The official Ambassador of Alderson was there, too. He’s been a close friend of mine all our lives. He still lives in Alderson and comes by his title of Ambassador legitimately and richly deserved. He describes the frequent return of the Sons of the town as a real pain in the ass, “driving through in their rented cars, trashing up the streets and then leaving us to clean up all the horseshit!” He inputs to the discussion very little because, as he says, nobody knows what they’re talking about anyway and chooses not to shake their psyches with a good dose of verisimilitude. The Ambassador may be the brightest star in this constellation.

The elder of this gathering was a guy who was a faculty member at Alderson when most of us were going through. We’ll call him Socrates. His daughter graduated with me in 1958. He is perhaps one of the most intransigent men I’ve ever known. He remains so. He takes the Socratic approach to almost any subject and simply asks questions one after the other until he gets you to answer one the way he wants you to and slides back in his chair as though he’s won the argument hands down. But he is a gentleman in every sense of the word.

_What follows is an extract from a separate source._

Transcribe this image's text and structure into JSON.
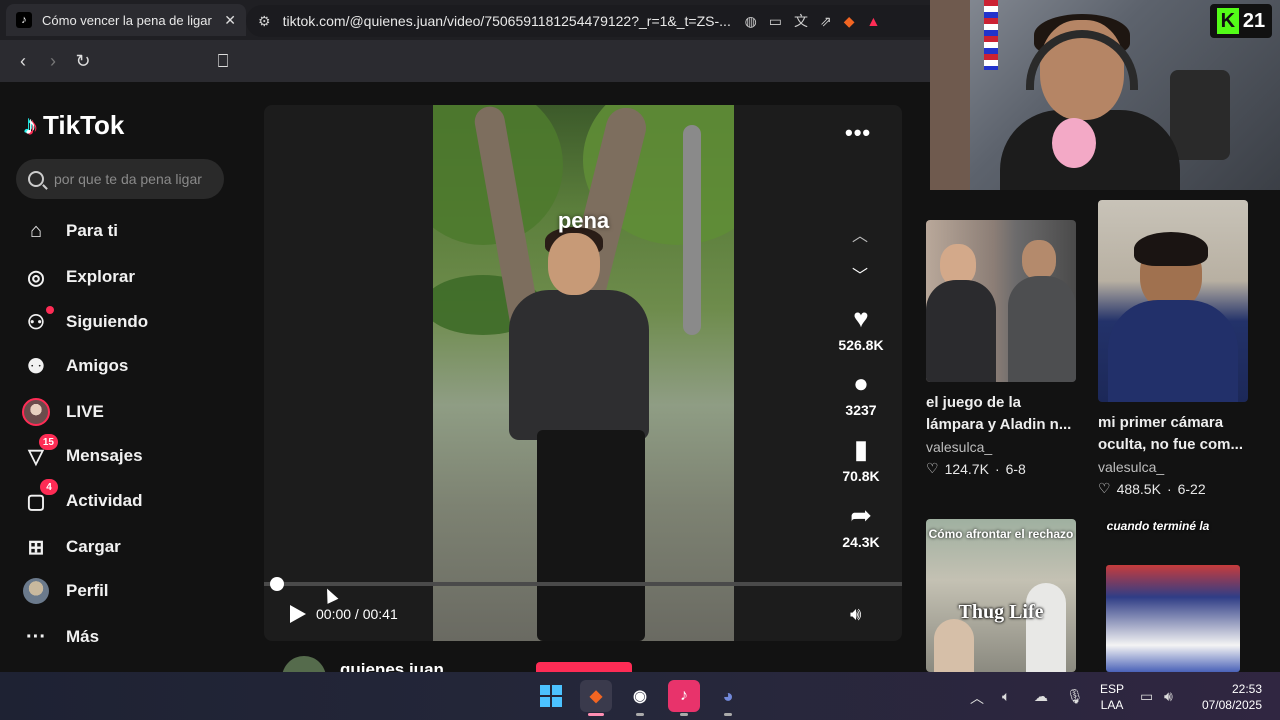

The youngest member of the group is the son of the late football coach who coached us all and whose positive impact on all of us defies adequate description. His mother was for many years the warden of the Federal Prison for Women in Alderson. He did his stint in the military, was in Viet Nam, served in the Peace Corps and finally retired from West Virginia state government after working under six (6) different governors, each one the best to ever set in the big seat of the Mountaineer state. Believe it or not, he tends to embrace conservative ideas. Or he may be just trying to fool us all, given his long history in West Virginia politics. He, too, has written a book called “Where the Rhododendrons Grow” which is a compilation of anecdotes about his life and the people with whom he has rubbed elbows and who, he says, “helped shape him as well as kept him working…”

Finally, we had the Judge in attendance. He was a year or two ahead of me in high school. After a stint in the military, he worked as a West Virginia state trooper. He went to law school and then became a West Virginia Circuit Court Judge, the equivalent of what we in Georgia call Superior Court Judges. With confidence only the black robe can give a man, he readily admits that he is a Democrat, voted for Barack Obama, declares he would vote for him again and smartly defends national healthcare for “all Americans,” claiming that the typical conservative ignores the fact that we already depend greatly on the government in our lives, not the least of which is Medicare.

So there you have it, on the surface a group of motleys but bound and bonded by their common experiences enjoyed in the company of one another in Alderson, West Virginia and still very much drawn back to the home place of their youth. The interesting thing is that they pretty well represent the American electorate, polar opposites in many respects on politics and in their belief on what role the government should play in people’s lives. Their views mirror those we hear in South Georgia. The arguments are the same. The barbs and epitaphs they hurl at one another sound the same, except it’s done there with the certain knowledge that nothing said or believed will undermine their common bonds of friendship.

If only the nation could learn to disagree so amicably!